Some scope manufacturers likewise use “HD” or high-definition lens finishings which use various procedures, aspects, chemicals, and polarizations to draw out various colors and viewable definition through the lens. Some scope producers use “HD” to refer to “ED” meaning extra-low dispersion glass.
Single Coating Versus Multi-Coating
Different optic lenses can also have various coverings used to them. All lenses generally have at least some type of treatment or coating used to them before they are used in a rifle scope or optic.
This lens treatment can offer protection to the lens from scratches while decreasing glare and other less beneficial things experienced in the shooting environment while sighting in with the scope. The quality of a single layered lens depends on the scope manufacturer and how much you paid for it.
Some scope manufacturers also make it a point to specify if their optic lenses are coated or “multi” coated. This implies the lens has had multiple treatments applied to the surfaces. If a lens gets several treatments, it can show that a company is taking several steps to combat different environmental factors like an anti-glare finish, a scratch resistant anti-abrasion finish, followed by a hydrophilic coating. This additionally does not necessarily indicate the multi-coated lens will perform better than a single covered lens. Being “much better” depends on the producer’s lens treatment solutions and the quality of products used in developing the rifle scope.
Hydrophobic Lens Coating
Water on a lens doesn’t assist with maintaining a clear sight picture through a scope at all. Many top of the line and high-end optic companies will coat their lenses with a hydrophobic or hydrophilic anti-water finishing.
Choices for Mounting Glass on Long Guns

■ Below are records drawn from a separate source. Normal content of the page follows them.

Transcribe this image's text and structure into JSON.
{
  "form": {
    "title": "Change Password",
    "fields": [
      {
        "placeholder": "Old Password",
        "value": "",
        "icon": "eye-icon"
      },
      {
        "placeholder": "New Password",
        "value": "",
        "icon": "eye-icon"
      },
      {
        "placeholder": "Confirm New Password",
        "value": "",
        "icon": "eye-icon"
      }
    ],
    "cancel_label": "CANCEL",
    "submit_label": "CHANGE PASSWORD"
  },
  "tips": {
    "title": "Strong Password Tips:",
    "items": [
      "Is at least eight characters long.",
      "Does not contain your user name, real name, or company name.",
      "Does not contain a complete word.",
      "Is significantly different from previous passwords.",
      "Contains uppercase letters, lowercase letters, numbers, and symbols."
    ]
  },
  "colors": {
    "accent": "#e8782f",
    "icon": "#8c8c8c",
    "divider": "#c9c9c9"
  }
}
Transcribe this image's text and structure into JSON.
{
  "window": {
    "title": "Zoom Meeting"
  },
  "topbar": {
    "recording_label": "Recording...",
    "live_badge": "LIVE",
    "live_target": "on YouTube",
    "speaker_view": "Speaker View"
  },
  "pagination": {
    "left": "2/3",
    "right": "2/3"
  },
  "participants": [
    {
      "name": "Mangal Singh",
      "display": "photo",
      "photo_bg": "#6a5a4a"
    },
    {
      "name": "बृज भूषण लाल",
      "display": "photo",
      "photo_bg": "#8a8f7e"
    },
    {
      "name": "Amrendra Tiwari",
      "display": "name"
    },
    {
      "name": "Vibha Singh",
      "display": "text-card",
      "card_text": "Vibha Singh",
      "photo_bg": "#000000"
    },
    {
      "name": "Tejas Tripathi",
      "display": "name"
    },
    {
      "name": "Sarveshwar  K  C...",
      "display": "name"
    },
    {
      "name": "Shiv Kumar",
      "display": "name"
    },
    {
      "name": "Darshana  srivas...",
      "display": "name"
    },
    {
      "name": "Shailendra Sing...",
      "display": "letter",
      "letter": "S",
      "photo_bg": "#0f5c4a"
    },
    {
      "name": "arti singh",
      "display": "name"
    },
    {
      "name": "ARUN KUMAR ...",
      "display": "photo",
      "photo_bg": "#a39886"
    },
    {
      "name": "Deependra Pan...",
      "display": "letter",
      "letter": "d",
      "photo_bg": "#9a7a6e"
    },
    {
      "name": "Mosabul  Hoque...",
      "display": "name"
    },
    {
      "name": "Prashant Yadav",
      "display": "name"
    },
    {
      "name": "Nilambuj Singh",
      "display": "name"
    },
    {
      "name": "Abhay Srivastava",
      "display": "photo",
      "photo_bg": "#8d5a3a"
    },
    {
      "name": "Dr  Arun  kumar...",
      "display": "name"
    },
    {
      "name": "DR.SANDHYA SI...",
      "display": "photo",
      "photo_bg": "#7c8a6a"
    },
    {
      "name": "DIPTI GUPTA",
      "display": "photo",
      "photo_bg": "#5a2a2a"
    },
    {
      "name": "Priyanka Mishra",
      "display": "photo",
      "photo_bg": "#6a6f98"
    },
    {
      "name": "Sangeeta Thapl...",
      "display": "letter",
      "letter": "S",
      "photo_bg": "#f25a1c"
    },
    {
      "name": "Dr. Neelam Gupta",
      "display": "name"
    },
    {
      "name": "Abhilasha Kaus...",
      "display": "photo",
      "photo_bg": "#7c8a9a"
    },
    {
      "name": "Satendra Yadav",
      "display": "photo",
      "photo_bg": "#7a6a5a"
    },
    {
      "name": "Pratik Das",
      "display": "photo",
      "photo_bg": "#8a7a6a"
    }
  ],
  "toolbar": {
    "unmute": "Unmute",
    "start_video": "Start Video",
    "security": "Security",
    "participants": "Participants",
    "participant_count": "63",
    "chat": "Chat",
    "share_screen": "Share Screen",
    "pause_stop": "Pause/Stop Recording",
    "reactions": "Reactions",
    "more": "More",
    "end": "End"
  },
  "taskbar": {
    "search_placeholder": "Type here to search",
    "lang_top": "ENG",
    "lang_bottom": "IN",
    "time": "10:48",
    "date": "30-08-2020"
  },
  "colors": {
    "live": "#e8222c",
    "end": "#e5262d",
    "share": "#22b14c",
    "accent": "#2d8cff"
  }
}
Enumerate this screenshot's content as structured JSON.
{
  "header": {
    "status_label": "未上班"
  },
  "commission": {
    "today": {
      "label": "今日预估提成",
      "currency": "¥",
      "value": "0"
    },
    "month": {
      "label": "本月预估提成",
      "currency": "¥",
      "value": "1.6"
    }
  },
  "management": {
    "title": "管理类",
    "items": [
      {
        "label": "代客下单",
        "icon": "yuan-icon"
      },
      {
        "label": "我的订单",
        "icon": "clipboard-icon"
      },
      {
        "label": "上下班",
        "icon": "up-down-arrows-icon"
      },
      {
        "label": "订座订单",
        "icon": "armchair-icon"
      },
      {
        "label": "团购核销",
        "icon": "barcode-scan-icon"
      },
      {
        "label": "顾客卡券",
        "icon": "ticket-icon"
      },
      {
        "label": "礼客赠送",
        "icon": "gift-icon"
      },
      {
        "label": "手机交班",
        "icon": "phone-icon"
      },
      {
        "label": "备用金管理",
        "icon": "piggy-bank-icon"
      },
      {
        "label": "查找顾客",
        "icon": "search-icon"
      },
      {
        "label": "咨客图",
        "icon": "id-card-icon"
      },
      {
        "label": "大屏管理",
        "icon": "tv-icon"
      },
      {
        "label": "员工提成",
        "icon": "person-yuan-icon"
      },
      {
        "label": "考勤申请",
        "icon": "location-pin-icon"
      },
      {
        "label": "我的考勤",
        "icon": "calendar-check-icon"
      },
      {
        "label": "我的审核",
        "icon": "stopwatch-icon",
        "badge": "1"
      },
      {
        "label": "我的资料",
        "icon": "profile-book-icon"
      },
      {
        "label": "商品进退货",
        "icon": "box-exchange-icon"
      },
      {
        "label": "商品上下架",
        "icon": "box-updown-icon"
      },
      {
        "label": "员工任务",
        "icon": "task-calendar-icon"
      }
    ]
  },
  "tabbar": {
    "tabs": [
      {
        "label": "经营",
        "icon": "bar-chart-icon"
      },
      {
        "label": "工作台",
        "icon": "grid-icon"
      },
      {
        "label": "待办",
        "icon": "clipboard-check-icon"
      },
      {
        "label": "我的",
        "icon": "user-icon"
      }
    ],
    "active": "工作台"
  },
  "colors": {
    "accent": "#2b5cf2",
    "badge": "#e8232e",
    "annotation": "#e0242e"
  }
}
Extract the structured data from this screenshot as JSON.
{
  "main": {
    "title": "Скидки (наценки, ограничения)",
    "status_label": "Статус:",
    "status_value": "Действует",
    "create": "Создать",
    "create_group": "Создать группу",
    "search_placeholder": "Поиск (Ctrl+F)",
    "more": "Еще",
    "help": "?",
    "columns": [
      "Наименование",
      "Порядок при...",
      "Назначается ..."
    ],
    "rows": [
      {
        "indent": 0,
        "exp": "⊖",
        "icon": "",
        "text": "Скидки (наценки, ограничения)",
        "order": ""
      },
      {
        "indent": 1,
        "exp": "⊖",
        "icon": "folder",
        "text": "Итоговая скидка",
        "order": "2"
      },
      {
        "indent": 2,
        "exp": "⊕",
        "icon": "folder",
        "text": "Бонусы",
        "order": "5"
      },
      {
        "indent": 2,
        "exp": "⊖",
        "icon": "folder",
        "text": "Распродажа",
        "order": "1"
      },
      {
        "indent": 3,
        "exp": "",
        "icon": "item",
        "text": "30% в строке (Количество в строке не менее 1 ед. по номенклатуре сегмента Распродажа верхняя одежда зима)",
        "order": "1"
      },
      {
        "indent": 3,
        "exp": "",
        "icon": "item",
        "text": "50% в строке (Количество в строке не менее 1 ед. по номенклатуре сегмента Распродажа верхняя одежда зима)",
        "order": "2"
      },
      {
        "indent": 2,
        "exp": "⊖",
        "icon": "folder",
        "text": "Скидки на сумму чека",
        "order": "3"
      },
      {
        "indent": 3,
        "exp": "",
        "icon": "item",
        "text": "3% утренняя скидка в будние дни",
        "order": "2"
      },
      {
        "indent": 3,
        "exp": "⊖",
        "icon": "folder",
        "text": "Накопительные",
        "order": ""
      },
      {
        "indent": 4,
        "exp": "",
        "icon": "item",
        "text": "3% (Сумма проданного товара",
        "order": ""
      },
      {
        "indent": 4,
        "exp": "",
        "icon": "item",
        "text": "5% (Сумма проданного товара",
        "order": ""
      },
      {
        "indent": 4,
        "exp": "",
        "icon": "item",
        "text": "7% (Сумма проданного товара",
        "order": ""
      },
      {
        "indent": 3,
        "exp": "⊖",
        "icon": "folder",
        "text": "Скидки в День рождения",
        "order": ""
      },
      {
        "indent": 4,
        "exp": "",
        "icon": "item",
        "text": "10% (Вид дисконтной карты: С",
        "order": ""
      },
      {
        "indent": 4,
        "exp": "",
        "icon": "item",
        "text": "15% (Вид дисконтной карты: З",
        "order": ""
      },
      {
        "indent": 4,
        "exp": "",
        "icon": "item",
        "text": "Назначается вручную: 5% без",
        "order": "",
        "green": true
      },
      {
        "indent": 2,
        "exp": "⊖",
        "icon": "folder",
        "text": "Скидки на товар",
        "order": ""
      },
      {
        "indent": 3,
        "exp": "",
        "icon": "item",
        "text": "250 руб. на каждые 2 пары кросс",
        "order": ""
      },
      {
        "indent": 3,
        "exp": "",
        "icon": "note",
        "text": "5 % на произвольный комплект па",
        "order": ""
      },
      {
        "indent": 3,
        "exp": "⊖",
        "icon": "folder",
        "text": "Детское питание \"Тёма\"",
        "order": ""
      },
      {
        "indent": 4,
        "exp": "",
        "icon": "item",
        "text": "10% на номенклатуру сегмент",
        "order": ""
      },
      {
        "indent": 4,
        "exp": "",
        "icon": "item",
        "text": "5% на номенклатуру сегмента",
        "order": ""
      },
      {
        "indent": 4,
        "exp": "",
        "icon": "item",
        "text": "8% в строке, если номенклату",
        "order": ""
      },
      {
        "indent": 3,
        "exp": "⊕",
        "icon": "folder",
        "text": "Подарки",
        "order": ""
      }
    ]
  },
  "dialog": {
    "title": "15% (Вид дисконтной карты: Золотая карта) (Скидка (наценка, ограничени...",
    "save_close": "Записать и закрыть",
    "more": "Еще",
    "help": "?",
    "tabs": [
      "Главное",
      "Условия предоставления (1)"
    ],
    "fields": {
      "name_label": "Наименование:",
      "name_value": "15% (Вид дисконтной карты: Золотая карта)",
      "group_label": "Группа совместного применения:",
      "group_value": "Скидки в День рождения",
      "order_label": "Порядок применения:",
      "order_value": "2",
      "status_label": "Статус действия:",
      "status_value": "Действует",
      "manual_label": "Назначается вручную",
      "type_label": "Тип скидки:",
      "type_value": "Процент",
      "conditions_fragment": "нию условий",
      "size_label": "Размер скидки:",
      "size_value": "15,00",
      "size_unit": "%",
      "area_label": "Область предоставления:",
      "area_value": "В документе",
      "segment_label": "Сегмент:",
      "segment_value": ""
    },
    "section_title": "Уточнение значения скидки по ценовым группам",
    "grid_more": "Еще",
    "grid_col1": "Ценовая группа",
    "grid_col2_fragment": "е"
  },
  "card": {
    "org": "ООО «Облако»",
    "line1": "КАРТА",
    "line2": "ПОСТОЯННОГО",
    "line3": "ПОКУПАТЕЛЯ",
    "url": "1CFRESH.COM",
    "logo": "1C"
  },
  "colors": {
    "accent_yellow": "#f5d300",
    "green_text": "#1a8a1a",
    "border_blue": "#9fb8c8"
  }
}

Mounting options for scopes come in a few choices. There are the standard scope rings which are separately installed to the optic and one-piece scope mounts which cradle the scope. These different types of mounts also normally can be found in quick release versions which use toss levers which allow rifle shooters to quickly mount and dismount the scopes.
Hex Key Rifle Scope Rings
Standard, clamp style mounting scope rings use hex head screws to mount to the flattop style Picatinny scope installation rails on rifles. These types of scope mounts use two different rings to support the optic, and are often made from 7075 T6 billet aluminum which is developed for long distance accuracy shooting. This type of scope mount is fine for rifles which require a long lasting, sound mounting solution which will not move no matter how much the scope is moved or abused.
Glass Mounting Solutions with Quick-Release Cantilever Rings
These types of quick-release rifle scope mounts can be used to rapidly connect and detach a scope from a rifle before reattaching it to a different rifle. Numerous scopes can also be switched out if they all use a compatible style mount. These types of mounts come in handy for long guns which are transferred a lot, to swap out the optic from the rifle for protection, or for scopes which are used between several rifles.
Sealing and Gas Purging for Rifle Glass Tubes
Moisture inside your rifle scope can mess up a day of shooting and your pricey optic by triggering fogging and producing residue inside of the scope tube. Many scopes prevent moisture from going into the scope tube with a system of sealing O-rings which are water resistant.
Rifle Optic Gas Purging
Another part of avoiding the buildup of moisture inside of the rifle optic tube is filling the tube with a gas like nitrogen. Since this area is currently taken up by the gas, the optic is less affected by temperature level shifts and pressure distinctions from the outdoor environment which may potentially allow water vapor to leak in around the seals to fill the vacuum which would otherwise be there. These are good qualities of a good rifle scope to look for.